The pandemic has been hard on many parents. For N’Jameh Russell-Camara of Milwaukee, her parenting started earlier than she expected, when a pregnancy related illness sent her to the emergency room during the height of the pandemic.
Russell-Camara shares her experience as part of the Pandemic Pregnancy Project, which is documenting the stories of families and their babies and how they’ve been affected by COVID-19.
Every time I’d heard someone who was pregnant experience something that was so severe, I would say to myself, “Oh, God that sucks. That better not happen to me.”
And as soon as I said that, it did.
I was in lockdown. And for context, this was the time before vaccines, when people were hogging toilet paper. Anyway, while working two new jobs from home, I was so nauseous and throwing up every day, all day from week seven to week 22. My nutrient levels were all over the place. And, it’s winter time, too, which means windows were closed. Every smell is exacerbated. And all I want to do is go anywhere and get fresh air.
But I can’t because we’re in a pandemic. Given that I had a miscarriage prior, I did not want to risk getting sick.
Around week 14, I was listening to a podcast with Amy Schumer, and she was talking about hyperemesis gravidarum and how she landed in the hospital. And I thought, that’s not gonna happen to me. Jump ahead to about week 21, when I didn’t get enough hydration that morning after being sick the night prior. I turned on the shower, waiting for the water to heat up. And I tell my husband, “Babe I’m not feeling good.”

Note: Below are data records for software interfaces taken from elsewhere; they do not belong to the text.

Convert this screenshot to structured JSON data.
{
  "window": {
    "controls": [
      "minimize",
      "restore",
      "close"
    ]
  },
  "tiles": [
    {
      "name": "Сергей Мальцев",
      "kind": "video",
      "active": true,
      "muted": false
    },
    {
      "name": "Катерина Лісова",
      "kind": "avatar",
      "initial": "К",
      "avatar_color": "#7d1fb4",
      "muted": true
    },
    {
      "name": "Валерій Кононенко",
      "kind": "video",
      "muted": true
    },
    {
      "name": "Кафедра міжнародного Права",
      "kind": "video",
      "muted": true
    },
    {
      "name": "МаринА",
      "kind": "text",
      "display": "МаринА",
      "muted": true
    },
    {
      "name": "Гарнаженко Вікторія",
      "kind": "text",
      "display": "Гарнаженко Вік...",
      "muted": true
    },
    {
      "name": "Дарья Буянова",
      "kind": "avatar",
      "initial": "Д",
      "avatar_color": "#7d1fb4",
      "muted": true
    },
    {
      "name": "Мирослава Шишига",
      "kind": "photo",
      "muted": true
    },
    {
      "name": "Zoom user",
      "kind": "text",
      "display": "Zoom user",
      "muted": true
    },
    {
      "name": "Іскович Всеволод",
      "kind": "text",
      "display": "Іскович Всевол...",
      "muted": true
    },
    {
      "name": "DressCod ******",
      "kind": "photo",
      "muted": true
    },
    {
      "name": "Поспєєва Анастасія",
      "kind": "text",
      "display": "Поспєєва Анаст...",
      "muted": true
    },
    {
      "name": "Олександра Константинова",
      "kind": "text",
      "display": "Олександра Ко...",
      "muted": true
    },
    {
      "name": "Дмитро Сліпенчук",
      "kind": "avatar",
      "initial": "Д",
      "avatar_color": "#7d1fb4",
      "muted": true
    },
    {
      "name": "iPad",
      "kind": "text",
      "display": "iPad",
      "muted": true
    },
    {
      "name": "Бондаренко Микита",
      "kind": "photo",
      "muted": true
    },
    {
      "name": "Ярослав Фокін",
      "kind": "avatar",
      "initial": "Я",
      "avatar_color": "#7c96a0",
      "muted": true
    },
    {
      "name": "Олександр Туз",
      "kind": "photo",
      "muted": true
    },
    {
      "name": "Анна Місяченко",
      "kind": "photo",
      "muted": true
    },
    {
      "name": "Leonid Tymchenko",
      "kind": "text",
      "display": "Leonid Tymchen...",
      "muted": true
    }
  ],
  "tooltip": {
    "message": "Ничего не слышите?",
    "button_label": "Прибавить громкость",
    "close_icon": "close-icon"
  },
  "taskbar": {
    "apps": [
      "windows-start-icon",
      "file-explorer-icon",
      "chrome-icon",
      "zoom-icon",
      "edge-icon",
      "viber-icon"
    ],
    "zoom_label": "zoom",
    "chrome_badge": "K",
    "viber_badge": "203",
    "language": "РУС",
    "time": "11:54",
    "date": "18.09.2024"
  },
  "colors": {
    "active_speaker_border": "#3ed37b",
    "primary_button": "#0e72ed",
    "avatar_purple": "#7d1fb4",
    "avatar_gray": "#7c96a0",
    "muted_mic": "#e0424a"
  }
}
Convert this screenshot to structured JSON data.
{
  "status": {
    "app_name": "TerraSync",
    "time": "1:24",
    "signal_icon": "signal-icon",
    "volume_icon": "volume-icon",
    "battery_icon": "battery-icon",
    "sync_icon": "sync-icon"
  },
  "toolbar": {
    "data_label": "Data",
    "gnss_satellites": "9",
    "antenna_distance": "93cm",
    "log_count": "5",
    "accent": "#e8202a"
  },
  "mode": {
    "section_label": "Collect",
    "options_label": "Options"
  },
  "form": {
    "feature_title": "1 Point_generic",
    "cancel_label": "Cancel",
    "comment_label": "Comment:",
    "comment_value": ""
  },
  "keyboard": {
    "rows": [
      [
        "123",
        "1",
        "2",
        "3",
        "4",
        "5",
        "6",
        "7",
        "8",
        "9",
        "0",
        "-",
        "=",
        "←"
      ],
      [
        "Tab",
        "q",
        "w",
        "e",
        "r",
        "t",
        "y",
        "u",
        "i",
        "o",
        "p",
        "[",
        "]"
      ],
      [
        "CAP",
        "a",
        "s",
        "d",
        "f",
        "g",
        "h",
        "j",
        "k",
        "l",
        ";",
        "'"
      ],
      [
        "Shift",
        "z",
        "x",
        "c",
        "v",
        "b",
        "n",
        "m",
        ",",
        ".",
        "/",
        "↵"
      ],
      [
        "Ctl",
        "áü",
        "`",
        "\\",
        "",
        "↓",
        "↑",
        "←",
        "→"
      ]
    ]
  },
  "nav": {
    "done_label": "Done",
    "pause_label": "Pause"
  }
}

I’d said this so many times before. But all of a sudden, I fell and passed out in his arms. Tongue in cheek. And when I came to, I was on the floor and he’s gently slapping me and splashing water in my face. Immediately we went to the hospital. We’re both anxious because that is the last place we wanted to go. We’d gotten so far in staying away from people who could be carrying COVID, to now land in that spot with them. I was so angry. And anxious. I needed to make sure that baby was ok and that I was ok.
We sat in the ER by the windows, finding a seat by the outskirts of a full room. We waited for over two hours, just to have a bed. Why? Because there were so many COVID patients, there was not enough room for the rest of us. Meanwhile, a woman vomited next to me, making me nauseous. I still don’t know who next to me has COVID. A nurse called me twice to go into a backroom just to check my vitals. Still, I wasn’t seen by a doctor. Every time I go back to my seat in the waiting room, I’m paranoid walking through the sea of sick people.
Finally they called my name at the three hour mark. I got a bed and they infused me with one of those liter bags. I didn’t have to pee for a long time; that’s how dehydrated I was. They checked my baby’s heartbeat. She was healthy. And we did not get COVID that day.
Today we’re at a time where there are boosters, but for many parents, the pandemic is still stressful. Even though my daughter hadn’t been born yet, my parenting had already started by doing what I needed to do to protect my health, my mind and my spirit. Yeah, I sure celebrated Mother’s Day that May, even though she wasn’t in my arms yet. We had made it so far, and that was worth celebrating.